The frenzy over the royal wedding is reaching a fever pitch. It seems like every 15 minutes, a new story comes across the transom about who will be designing Kate Middleton's wedding gown. So what else can you do but jump in the fray? Each day this week, I will be blogging about some of the designers in contention and my thoughts about their chances. I'll start with the two dark horses.
Libelula: Libelu-who? Don't feel bad if you haven't heard of this label. I didn't know it, though the Huffington Post's royal correspondent Yvonne York insists Libelula is the one. It's designed by Sophie Cranston, whose website explains that she "honed her skills in the backrooms of Saville Row and Bellville Sassoon." She worked behind the scenes at Alexander McQueen and Temperley before taking a sabbatical in Andalucia, Spain, to learn the Spanish language and flamenco dancing. That is where Libelula (which means dragonfly in Spanish) was born, though it is now based in London.
Cranston's signature is the kind of close-fitting, bias-cut silhouette that Middleton favors. (The princess-to-be wore a black velvet Libelula coat to a friend's wedding in January.) Cranston specializes in dresses in colorful floral prints, as well as separates, which are available at speciality stores in Britain.

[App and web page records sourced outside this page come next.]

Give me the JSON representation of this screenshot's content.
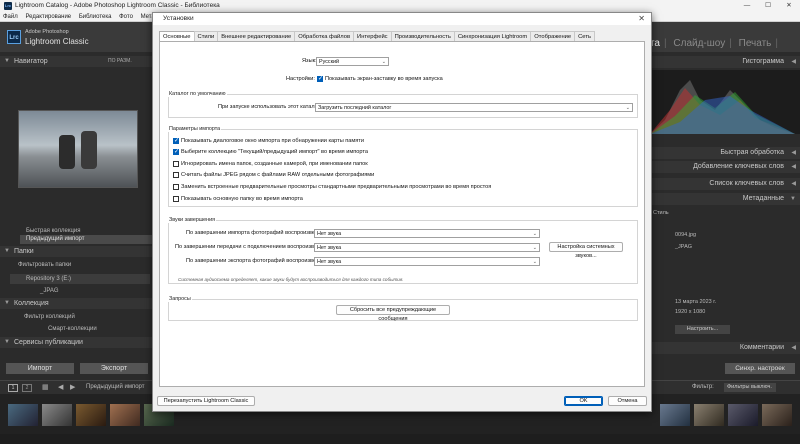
{
  "window": {
    "title": "Lightroom Catalog - Adobe Photoshop Lightroom Classic - Библиотека",
    "menu": [
      "Файл",
      "Редактирование",
      "Библиотека",
      "Фото",
      "Метаданные"
    ]
  },
  "identity": {
    "line1": "Adobe Photoshop",
    "line2": "Lightroom Classic",
    "logo": "Lrc"
  },
  "modules": [
    "Книга",
    "Слайд-шоу",
    "Печать"
  ],
  "left_panel": {
    "navigator": "Навигатор",
    "navigator_fit": "ПО РАЗМ.",
    "collections_items": [
      "Быстрая коллекция",
      "Предыдущий импорт"
    ],
    "folders": "Папки",
    "filter_folders": "Фильтровать папки",
    "volume": "Repository 3 (E:)",
    "folder_item": "_JPAG",
    "collections": "Коллекция",
    "filter_collections": "Фильтр коллекций",
    "smart_collections": "Смарт-коллекции",
    "publish_services": "Сервисы публикации",
    "import_btn": "Импорт",
    "export_btn": "Экспорт"
  },
  "right_panel": {
    "histogram": "Гистограмма",
    "quick_develop": "Быстрая обработка",
    "add_keywords": "Добавление ключевых слов",
    "keyword_list": "Список ключевых слов",
    "metadata": "Метаданные",
    "preset_label": "Стиль",
    "filename": "0094.jpg",
    "folder": "_JPAG",
    "date": "13 марта 2023 г.",
    "dimensions": "1920 x 1080",
    "customize": "Настроить...",
    "comments": "Комментарии",
    "sync_btn": "Синхр. настроек"
  },
  "toolbar": {
    "prev_import": "Предыдущий импорт",
    "filter_label": "Фильтр:",
    "filter_value": "Фильтры выключ."
  },
  "dialog": {
    "title": "Установки",
    "close": "✕",
    "tabs": [
      "Основные",
      "Стили",
      "Внешнее редактирование",
      "Обработка файлов",
      "Интерфейс",
      "Производительность",
      "Синхронизация Lightroom",
      "Отображение",
      "Сеть"
    ],
    "language_label": "Язык:",
    "language_value": "Русский",
    "settings_label": "Настройки:",
    "splash_label": "Показывать экран-заставку во время запуска",
    "splash_checked": true,
    "catalog_group": "Каталог по умолчанию",
    "catalog_label": "При запуске использовать этот каталог:",
    "catalog_value": "Загрузить последний каталог",
    "import_group": "Параметры импорта",
    "import_options": [
      {
        "label": "Показывать диалоговое окно импорта при обнаружении карты памяти",
        "checked": true
      },
      {
        "label": "Выберите коллекцию \"Текущий/предыдущий импорт\" во время импорта",
        "checked": true
      },
      {
        "label": "Игнорировать имена папок, созданные камерой, при именовании папок",
        "checked": false
      },
      {
        "label": "Считать файлы JPEG рядом с файлами RAW отдельными фотографиями",
        "checked": false
      },
      {
        "label": "Заменить встроенные предварительные просмотры стандартными предварительными просмотрами во время простоя",
        "checked": false
      },
      {
        "label": "Показывать основную папку во время импорта",
        "checked": false
      }
    ],
    "sounds_group": "Звуки завершения",
    "sound1_label": "По завершении импорта фотографий воспроизвести:",
    "sound1_value": "Нет звука",
    "sound2_label": "По завершении передачи с подключением воспроизвести:",
    "sound2_value": "Нет звука",
    "sound3_label": "По завершении экспорта фотографий воспроизвести:",
    "sound3_value": "Нет звука",
    "system_sounds_btn": "Настройка системных звуков...",
    "sounds_note": "Системная аудиосхема определяет, какие звуки будут воспроизводиться для каждого типа события.",
    "prompts_group": "Запросы",
    "reset_btn": "Сбросить все предупреждающие сообщения",
    "restart_btn": "Перезапустить Lightroom Classic",
    "ok_btn": "OK",
    "cancel_btn": "Отмена"
  },
  "colors": {
    "accent": "#005fb8",
    "panel": "#2b2b2b"
  }
}
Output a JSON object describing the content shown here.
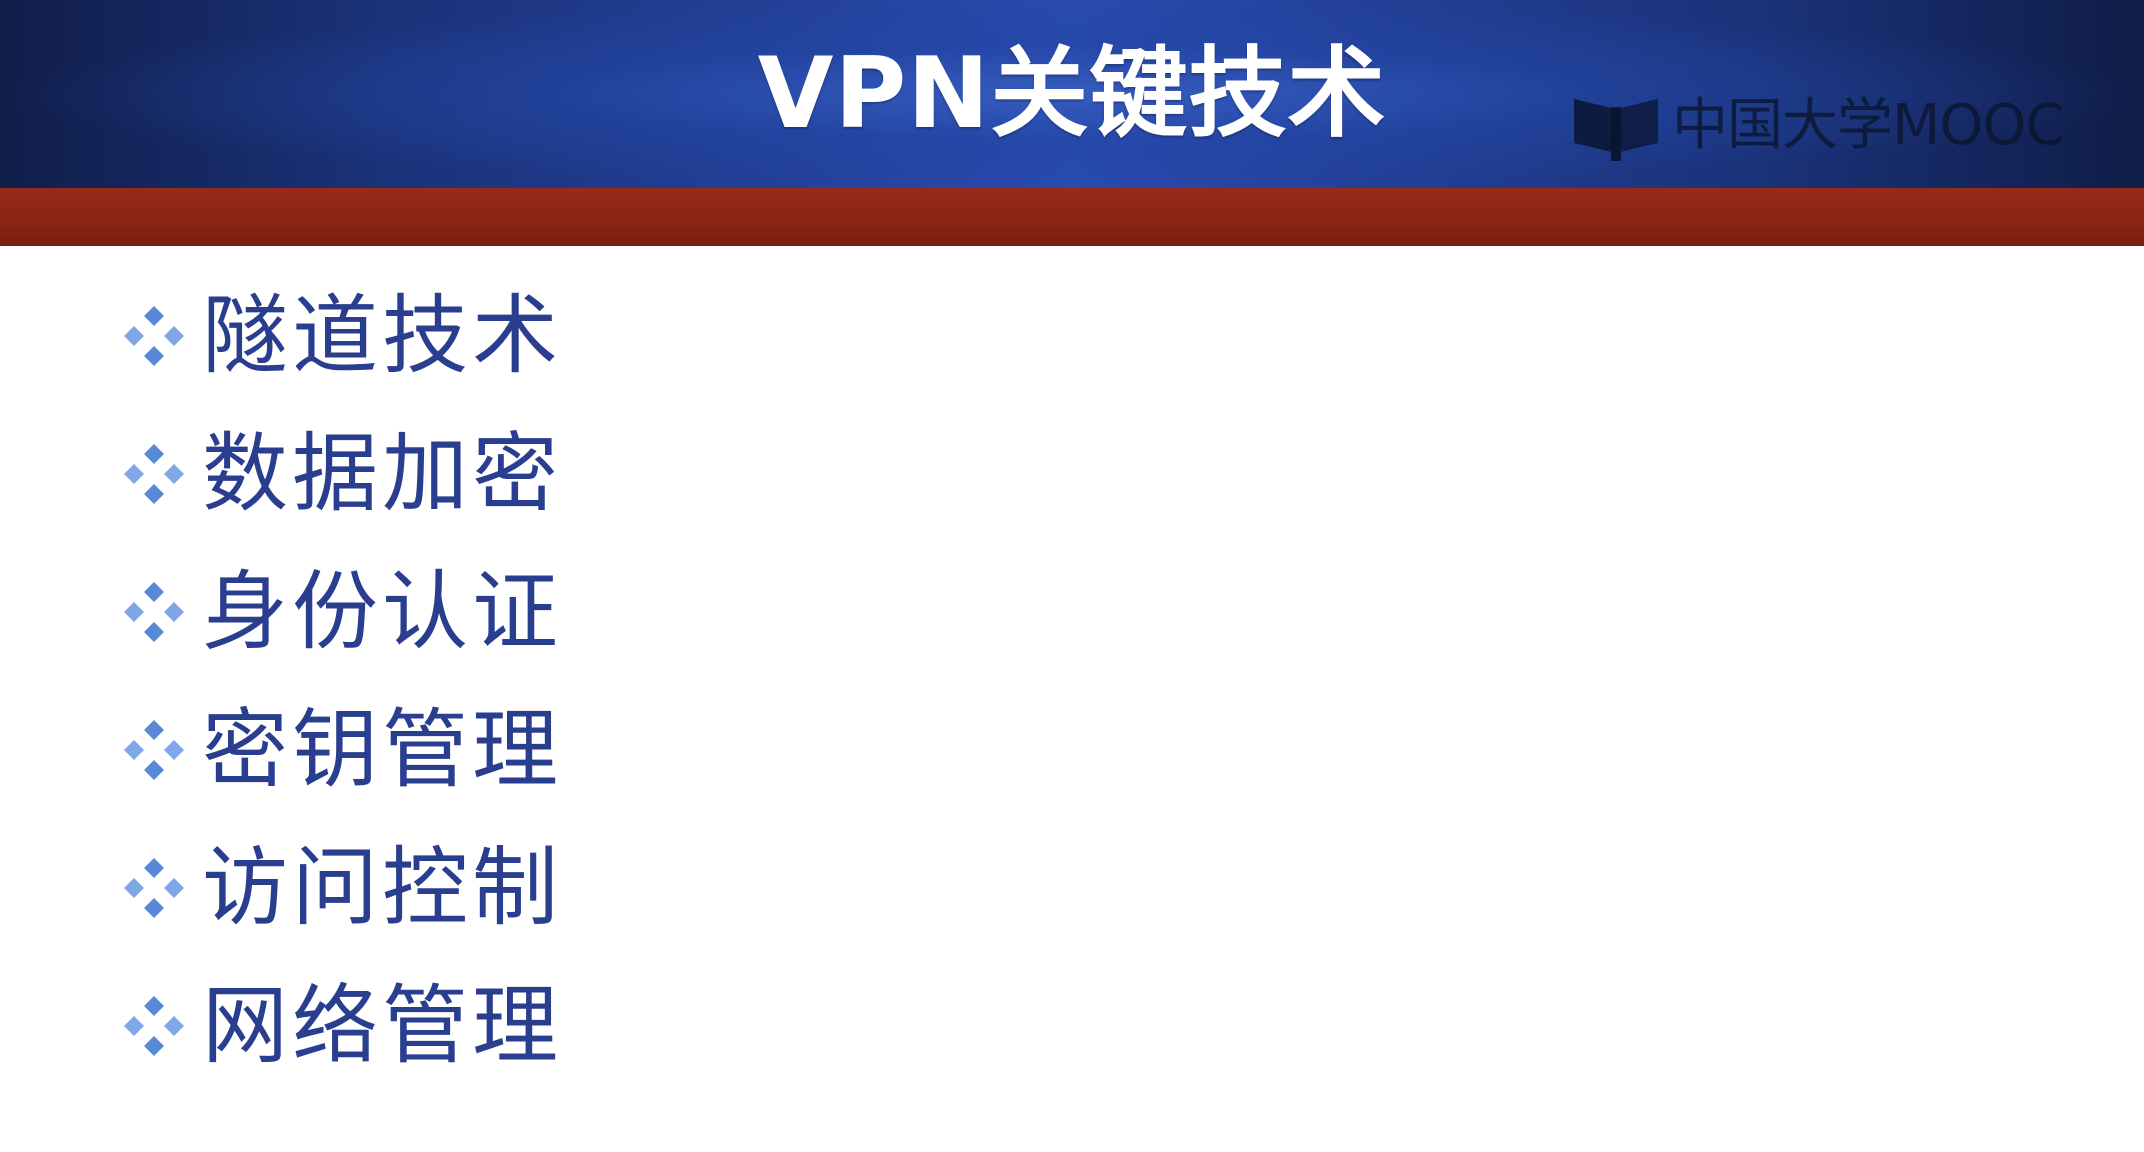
{
  "slide": {
    "title": "VPN关键技术",
    "watermark": "中国大学MOOC",
    "items": [
      {
        "label": "隧道技术"
      },
      {
        "label": "数据加密"
      },
      {
        "label": "身份认证"
      },
      {
        "label": "密钥管理"
      },
      {
        "label": "访问控制"
      },
      {
        "label": "网络管理"
      }
    ],
    "colors": {
      "header_blue": "#2a4bb0",
      "accent_red": "#8b2514",
      "text_blue": "#2a3e8f",
      "bullet_blue": "#5a88d8"
    },
    "icons": {
      "bullet": "four-diamond-bullet-icon",
      "logo": "book-logo-icon"
    }
  }
}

The price range, $300 to $600, would suit Middleton's accessible fashion tastes, and signal to the world her intention to be a modern-day royal.

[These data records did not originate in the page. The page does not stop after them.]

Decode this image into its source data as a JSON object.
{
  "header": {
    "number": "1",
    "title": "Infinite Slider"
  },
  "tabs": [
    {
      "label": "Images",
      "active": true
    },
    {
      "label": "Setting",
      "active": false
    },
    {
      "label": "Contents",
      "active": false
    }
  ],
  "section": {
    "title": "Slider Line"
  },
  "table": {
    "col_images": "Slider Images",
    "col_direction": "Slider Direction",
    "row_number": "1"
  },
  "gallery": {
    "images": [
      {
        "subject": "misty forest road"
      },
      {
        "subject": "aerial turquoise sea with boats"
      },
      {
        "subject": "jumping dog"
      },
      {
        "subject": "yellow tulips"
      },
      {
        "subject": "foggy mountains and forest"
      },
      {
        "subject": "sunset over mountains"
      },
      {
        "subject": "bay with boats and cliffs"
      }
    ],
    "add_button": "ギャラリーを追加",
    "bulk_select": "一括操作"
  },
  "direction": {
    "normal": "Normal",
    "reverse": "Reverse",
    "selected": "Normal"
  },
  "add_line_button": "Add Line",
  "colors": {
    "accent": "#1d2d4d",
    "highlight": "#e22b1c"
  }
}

The label has a bespoke bridal collection, with gowns in similar silhouettes (see left) to the short dresses, many with short flutter sleeves and a minimum of surface embellishment in keeping with Middleton's clean style. A relatively simple Libelula gown could be a nice canvas for an elaborate floral headpiece or jeweled tiara. There's also little chance that the gown would ever look dated, as Princess Diana's does now. But I think ultimately, it would be an underwhelming choice.
Middleton is expected to wear two to three other dresses throughout her wedding day, however, and I could see a short Libelula dress (perhaps with some flamenco ruffles?) at the private celebration in the evening.
Issa: Certainly, no designer has benefited more from her association with Middleton more than Issa's Daniella Issa Helayel. (Helayel, a native of Brazil, designed the now-famous royal blue silk jersey dress Middleton wore to the engagement news conference in November.)
But wedding gowns are something that Helayel, based in London, hasn't really done. She's more of a day-to-evening, Diane von Furstenberg-type designer. So again, I'm not sure Issa would fulfill the fairytale fashion moment we are all hoping for on Friday.
Helayel could make a great going-away dress though. Her signature silk jersey would certainly be comfortable for traveling to Australia, the Middle East or wherever--at this moment--the couple is rumored to be honeymooning.
Tuesday, we'll look at the sentimental favorites.
Top photo: Kate Middleton, in an Issa design, and Prince William pose in St. James' Palace in London after announcing their engagement. Bottom photo: A wedding dress by designer Sophie Cranston's fashion label Libelula, retailing at 750 pounds ($ 1225 US dollars) is displayed at the Katharine Bird shop in Battersea, south London, April 18, 2011. Credit: Paul Hackett/ Reuters.